***** RECORDS PROVIDED *****

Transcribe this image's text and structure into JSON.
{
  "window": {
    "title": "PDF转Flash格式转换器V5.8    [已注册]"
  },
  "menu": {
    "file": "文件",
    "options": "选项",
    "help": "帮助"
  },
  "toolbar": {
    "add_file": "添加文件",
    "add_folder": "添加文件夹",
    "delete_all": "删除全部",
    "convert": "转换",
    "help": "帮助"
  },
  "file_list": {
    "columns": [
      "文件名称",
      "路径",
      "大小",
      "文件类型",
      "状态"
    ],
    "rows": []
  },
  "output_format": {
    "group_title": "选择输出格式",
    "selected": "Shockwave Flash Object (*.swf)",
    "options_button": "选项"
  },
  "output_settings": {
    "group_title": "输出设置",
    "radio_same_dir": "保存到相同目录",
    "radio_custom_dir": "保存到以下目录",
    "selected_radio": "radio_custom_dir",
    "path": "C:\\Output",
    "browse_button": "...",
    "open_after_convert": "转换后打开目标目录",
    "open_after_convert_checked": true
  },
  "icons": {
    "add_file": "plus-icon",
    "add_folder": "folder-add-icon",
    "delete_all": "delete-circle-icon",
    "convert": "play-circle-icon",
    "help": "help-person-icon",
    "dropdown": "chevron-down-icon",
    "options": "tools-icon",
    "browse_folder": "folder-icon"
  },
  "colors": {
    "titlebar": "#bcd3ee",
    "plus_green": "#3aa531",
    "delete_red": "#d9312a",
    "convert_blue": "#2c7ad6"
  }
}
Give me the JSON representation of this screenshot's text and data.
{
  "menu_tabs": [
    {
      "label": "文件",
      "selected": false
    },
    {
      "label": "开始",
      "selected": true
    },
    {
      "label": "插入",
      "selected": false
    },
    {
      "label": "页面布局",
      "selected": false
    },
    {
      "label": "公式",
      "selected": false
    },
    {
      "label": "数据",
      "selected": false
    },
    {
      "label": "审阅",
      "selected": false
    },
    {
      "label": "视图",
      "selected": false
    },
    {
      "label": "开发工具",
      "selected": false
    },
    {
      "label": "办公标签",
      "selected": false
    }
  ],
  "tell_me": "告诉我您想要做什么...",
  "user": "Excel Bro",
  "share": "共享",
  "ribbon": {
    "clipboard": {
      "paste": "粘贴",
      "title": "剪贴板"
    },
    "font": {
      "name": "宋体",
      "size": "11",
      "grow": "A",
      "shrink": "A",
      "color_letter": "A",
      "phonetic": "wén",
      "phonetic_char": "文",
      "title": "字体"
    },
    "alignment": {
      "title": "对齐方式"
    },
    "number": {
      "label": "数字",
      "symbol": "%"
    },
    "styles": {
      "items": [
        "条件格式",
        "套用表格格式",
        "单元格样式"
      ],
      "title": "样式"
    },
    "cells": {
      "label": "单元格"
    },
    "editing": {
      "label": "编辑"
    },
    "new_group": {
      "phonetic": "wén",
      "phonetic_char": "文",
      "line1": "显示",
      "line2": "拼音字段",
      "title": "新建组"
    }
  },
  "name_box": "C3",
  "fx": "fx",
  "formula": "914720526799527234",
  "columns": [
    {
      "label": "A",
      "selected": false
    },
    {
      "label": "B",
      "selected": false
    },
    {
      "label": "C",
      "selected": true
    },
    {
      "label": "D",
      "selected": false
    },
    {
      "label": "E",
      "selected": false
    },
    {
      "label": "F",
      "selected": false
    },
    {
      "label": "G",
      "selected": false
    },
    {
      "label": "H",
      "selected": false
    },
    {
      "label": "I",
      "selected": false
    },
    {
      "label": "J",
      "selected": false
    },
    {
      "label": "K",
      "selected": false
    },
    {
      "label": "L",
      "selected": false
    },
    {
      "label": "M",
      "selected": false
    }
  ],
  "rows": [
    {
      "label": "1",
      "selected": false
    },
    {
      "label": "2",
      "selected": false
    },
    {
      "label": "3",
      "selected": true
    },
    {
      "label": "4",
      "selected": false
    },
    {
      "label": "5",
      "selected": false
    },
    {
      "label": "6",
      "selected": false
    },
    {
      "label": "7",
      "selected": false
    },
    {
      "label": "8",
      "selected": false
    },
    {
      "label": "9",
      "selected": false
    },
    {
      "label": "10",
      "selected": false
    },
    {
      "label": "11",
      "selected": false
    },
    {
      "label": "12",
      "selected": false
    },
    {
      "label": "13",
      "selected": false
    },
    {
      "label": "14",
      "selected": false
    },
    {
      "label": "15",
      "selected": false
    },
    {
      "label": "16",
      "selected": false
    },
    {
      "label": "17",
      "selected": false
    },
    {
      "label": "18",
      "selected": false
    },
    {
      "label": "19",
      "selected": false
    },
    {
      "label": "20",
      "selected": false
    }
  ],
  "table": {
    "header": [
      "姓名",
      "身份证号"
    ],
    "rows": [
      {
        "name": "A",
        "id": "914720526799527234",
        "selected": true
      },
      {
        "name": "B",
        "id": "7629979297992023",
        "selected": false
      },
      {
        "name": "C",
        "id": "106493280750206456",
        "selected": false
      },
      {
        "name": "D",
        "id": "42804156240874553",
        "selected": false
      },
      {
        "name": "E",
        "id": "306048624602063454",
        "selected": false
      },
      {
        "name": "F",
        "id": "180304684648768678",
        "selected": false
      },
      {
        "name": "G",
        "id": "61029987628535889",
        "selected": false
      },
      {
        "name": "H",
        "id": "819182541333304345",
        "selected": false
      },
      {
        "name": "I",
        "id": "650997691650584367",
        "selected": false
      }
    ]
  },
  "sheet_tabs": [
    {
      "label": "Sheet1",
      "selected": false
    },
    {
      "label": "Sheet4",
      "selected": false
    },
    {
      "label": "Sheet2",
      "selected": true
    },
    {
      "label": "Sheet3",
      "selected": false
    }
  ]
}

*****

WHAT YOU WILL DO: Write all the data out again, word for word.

RESULT OF THE TASK:
Transcribe this image's text and structure into JSON.
{
  "window": {
    "title": "PDF转Flash格式转换器V5.8    [已注册]"
  },
  "menu": {
    "file": "文件",
    "options": "选项",
    "help": "帮助"
  },
  "toolbar": {
    "add_file": "添加文件",
    "add_folder": "添加文件夹",
    "delete_all": "删除全部",
    "convert": "转换",
    "help": "帮助"
  },
  "file_list": {
    "columns": [
      "文件名称",
      "路径",
      "大小",
      "文件类型",
      "状态"
    ],
    "rows": []
  },
  "output_format": {
    "group_title": "选择输出格式",
    "selected": "Shockwave Flash Object (*.swf)",
    "options_button": "选项"
  },
  "output_settings": {
    "group_title": "输出设置",
    "radio_same_dir": "保存到相同目录",
    "radio_custom_dir": "保存到以下目录",
    "selected_radio": "radio_custom_dir",
    "path": "C:\\Output",
    "browse_button": "...",
    "open_after_convert": "转换后打开目标目录",
    "open_after_convert_checked": true
  },
  "icons": {
    "add_file": "plus-icon",
    "add_folder": "folder-add-icon",
    "delete_all": "delete-circle-icon",
    "convert": "play-circle-icon",
    "help": "help-person-icon",
    "dropdown": "chevron-down-icon",
    "options": "tools-icon",
    "browse_folder": "folder-icon"
  },
  "colors": {
    "titlebar": "#bcd3ee",
    "plus_green": "#3aa531",
    "delete_red": "#d9312a",
    "convert_blue": "#2c7ad6"
  }
}
Give me the JSON representation of this screenshot's text and data.
{
  "menu_tabs": [
    {
      "label": "文件",
      "selected": false
    },
    {
      "label": "开始",
      "selected": true
    },
    {
      "label": "插入",
      "selected": false
    },
    {
      "label": "页面布局",
      "selected": false
    },
    {
      "label": "公式",
      "selected": false
    },
    {
      "label": "数据",
      "selected": false
    },
    {
      "label": "审阅",
      "selected": false
    },
    {
      "label": "视图",
      "selected": false
    },
    {
      "label": "开发工具",
      "selected": false
    },
    {
      "label": "办公标签",
      "selected": false
    }
  ],
  "tell_me": "告诉我您想要做什么...",
  "user": "Excel Bro",
  "share": "共享",
  "ribbon": {
    "clipboard": {
      "paste": "粘贴",
      "title": "剪贴板"
    },
    "font": {
      "name": "宋体",
      "size": "11",
      "grow": "A",
      "shrink": "A",
      "color_letter": "A",
      "phonetic": "wén",
      "phonetic_char": "文",
      "title": "字体"
    },
    "alignment": {
      "title": "对齐方式"
    },
    "number": {
      "label": "数字",
      "symbol": "%"
    },
    "styles": {
      "items": [
        "条件格式",
        "套用表格格式",
        "单元格样式"
      ],
      "title": "样式"
    },
    "cells": {
      "label": "单元格"
    },
    "editing": {
      "label": "编辑"
    },
    "new_group": {
      "phonetic": "wén",
      "phonetic_char": "文",
      "line1": "显示",
      "line2": "拼音字段",
      "title": "新建组"
    }
  },
  "name_box": "C3",
  "fx": "fx",
  "formula": "914720526799527234",
  "columns": [
    {
      "label": "A",
      "selected": false
    },
    {
      "label": "B",
      "selected": false
    },
    {
      "label": "C",
      "selected": true
    },
    {
      "label": "D",
      "selected": false
    },
    {
      "label": "E",
      "selected": false
    },
    {
      "label": "F",
      "selected": false
    },
    {
      "label": "G",
      "selected": false
    },
    {
      "label": "H",
      "selected": false
    },
    {
      "label": "I",
      "selected": false
    },
    {
      "label": "J",
      "selected": false
    },
    {
      "label": "K",
      "selected": false
    },
    {
      "label": "L",
      "selected": false
    },
    {
      "label": "M",
      "selected": false
    }
  ],
  "rows": [
    {
      "label": "1",
      "selected": false
    },
    {
      "label": "2",
      "selected": false
    },
    {
      "label": "3",
      "selected": true
    },
    {
      "label": "4",
      "selected": false
    },
    {
      "label": "5",
      "selected": false
    },
    {
      "label": "6",
      "selected": false
    },
    {
      "label": "7",
      "selected": false
    },
    {
      "label": "8",
      "selected": false
    },
    {
      "label": "9",
      "selected": false
    },
    {
      "label": "10",
      "selected": false
    },
    {
      "label": "11",
      "selected": false
    },
    {
      "label": "12",
      "selected": false
    },
    {
      "label": "13",
      "selected": false
    },
    {
      "label": "14",
      "selected": false
    },
    {
      "label": "15",
      "selected": false
    },
    {
      "label": "16",
      "selected": false
    },
    {
      "label": "17",
      "selected": false
    },
    {
      "label": "18",
      "selected": false
    },
    {
      "label": "19",
      "selected": false
    },
    {
      "label": "20",
      "selected": false
    }
  ],
  "table": {
    "header": [
      "姓名",
      "身份证号"
    ],
    "rows": [
      {
        "name": "A",
        "id": "914720526799527234",
        "selected": true
      },
      {
        "name": "B",
        "id": "7629979297992023",
        "selected": false
      },
      {
        "name": "C",
        "id": "106493280750206456",
        "selected": false
      },
      {
        "name": "D",
        "id": "42804156240874553",
        "selected": false
      },
      {
        "name": "E",
        "id": "306048624602063454",
        "selected": false
      },
      {
        "name": "F",
        "id": "180304684648768678",
        "selected": false
      },
      {
        "name": "G",
        "id": "61029987628535889",
        "selected": false
      },
      {
        "name": "H",
        "id": "819182541333304345",
        "selected": false
      },
      {
        "name": "I",
        "id": "650997691650584367",
        "selected": false
      }
    ]
  },
  "sheet_tabs": [
    {
      "label": "Sheet1",
      "selected": false
    },
    {
      "label": "Sheet4",
      "selected": false
    },
    {
      "label": "Sheet2",
      "selected": true
    },
    {
      "label": "Sheet3",
      "selected": false
    }
  ]
}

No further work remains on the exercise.